The Rockies continue to put out the smoke from the Troy Tulowitzki trade rumors.

"He's not going anywhere, period," Rockies senior vice president of Major League operations Bill Geivett told MLB.com on Tuesday upon leaving the General Managers Meetings in Orlando, Fla., for a trip to the Dominican Republic.

Throughout the last week, various national reports had the Cardinals making a strong play for Tulowitzki, considered the game's best two-way shortstop when healthy. But Geivett's statement mirrors that of Rockies ownership, that the team wasn't looking to deal Tulowitzki, or left fielder Carlos Gonzalez, for that matter.

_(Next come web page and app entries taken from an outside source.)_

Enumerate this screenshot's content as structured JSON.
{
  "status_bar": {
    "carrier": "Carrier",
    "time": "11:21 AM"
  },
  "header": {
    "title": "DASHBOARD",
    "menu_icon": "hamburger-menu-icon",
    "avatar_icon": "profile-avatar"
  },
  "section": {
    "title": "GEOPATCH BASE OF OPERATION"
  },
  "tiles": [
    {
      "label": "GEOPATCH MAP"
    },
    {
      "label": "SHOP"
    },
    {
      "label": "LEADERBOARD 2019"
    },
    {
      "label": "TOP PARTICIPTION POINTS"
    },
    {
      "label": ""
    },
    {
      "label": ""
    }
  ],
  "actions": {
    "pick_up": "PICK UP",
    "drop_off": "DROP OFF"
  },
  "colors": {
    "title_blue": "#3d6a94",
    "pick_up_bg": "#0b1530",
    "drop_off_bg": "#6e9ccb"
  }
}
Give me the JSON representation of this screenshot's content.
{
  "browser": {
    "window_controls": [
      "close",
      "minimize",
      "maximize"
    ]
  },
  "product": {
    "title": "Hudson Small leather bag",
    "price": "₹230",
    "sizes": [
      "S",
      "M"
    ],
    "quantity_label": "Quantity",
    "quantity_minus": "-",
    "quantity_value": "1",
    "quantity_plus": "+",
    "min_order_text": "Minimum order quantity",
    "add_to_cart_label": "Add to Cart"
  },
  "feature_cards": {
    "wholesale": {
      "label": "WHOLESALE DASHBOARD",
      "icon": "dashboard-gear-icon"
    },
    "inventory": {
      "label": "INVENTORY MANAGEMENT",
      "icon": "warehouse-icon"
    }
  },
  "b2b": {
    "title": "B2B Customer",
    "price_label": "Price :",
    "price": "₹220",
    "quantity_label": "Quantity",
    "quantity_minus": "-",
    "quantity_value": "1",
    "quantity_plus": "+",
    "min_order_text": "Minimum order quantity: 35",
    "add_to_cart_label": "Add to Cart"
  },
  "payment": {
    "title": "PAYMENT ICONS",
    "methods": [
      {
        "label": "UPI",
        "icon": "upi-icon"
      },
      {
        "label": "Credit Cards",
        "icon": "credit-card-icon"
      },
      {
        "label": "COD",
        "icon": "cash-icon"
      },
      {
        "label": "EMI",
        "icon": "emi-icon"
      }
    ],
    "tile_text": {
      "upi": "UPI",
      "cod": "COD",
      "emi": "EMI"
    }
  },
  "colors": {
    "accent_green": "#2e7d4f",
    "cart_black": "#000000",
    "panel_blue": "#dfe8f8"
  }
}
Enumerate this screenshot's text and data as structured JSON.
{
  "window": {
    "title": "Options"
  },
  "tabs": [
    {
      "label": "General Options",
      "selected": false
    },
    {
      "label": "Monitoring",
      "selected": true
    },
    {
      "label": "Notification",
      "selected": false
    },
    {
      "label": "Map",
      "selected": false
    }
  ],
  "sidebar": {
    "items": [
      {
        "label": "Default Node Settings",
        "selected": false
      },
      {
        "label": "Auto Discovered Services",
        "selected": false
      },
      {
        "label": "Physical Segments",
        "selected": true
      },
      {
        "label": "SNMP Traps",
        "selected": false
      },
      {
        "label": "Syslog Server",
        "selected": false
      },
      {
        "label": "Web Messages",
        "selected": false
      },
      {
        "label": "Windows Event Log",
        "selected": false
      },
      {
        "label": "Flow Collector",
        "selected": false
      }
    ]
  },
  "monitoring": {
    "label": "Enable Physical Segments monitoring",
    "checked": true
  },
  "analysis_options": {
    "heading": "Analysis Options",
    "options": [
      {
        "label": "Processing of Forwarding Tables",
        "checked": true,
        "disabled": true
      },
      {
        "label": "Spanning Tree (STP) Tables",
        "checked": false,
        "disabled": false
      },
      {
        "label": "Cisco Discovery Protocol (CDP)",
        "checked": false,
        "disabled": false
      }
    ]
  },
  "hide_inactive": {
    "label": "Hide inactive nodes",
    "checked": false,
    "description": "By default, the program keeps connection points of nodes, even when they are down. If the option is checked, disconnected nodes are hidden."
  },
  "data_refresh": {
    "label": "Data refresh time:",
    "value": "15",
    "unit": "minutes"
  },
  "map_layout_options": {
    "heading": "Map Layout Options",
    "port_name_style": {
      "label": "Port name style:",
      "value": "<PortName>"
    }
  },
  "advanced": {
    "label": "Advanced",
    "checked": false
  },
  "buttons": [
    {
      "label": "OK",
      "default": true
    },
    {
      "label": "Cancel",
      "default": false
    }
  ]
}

Tulowitzki's name surfaced because the National League champion Cards are looking to upgrade at short.

With that rumor off the front burner, it's time to turn the focus of speculation other places:

• With the Rockies not wanting to meet defensive catcher Carlos Ruiz's asking price, the Rockies are likely to return to their original plan of pursuing a slugger for first base or the outfield.

One possible fit is right-handed-hitting Mike Napoli.

The World Series champion Red Sox made Napoli a qualifying offer, which means the team that signs him will have to give up a pick in the 2014 First-Year Player Draft. But because the Rockies will select among the top 10 in the first round (eighth overall), they would not forfeit their first pick but their second should they sign Napoli -- or, for that matter, outfielders Carlos Beltran, a switch-hitter, or Nelson Cruz, a right-handed hitter, who also received qualifying offers from their 2013 squads.

Napoli, 32, hit .259 with a .360 on-base percentage and an .842 OPS (on-base percentage plus slugging percentage), with 23 home runs and 38 doubles. Almost as important as those numbers is the fact he led the Majors by seeing 4.59 pitches per plate appearance in 2013. For a club that traditionally struggles offensively on the road and had a penchant for empty at-bats, Napoli could be a fine addition. However, the Red Sox are making re-signing him a priority, even though they have enough in-house candidates to replace him.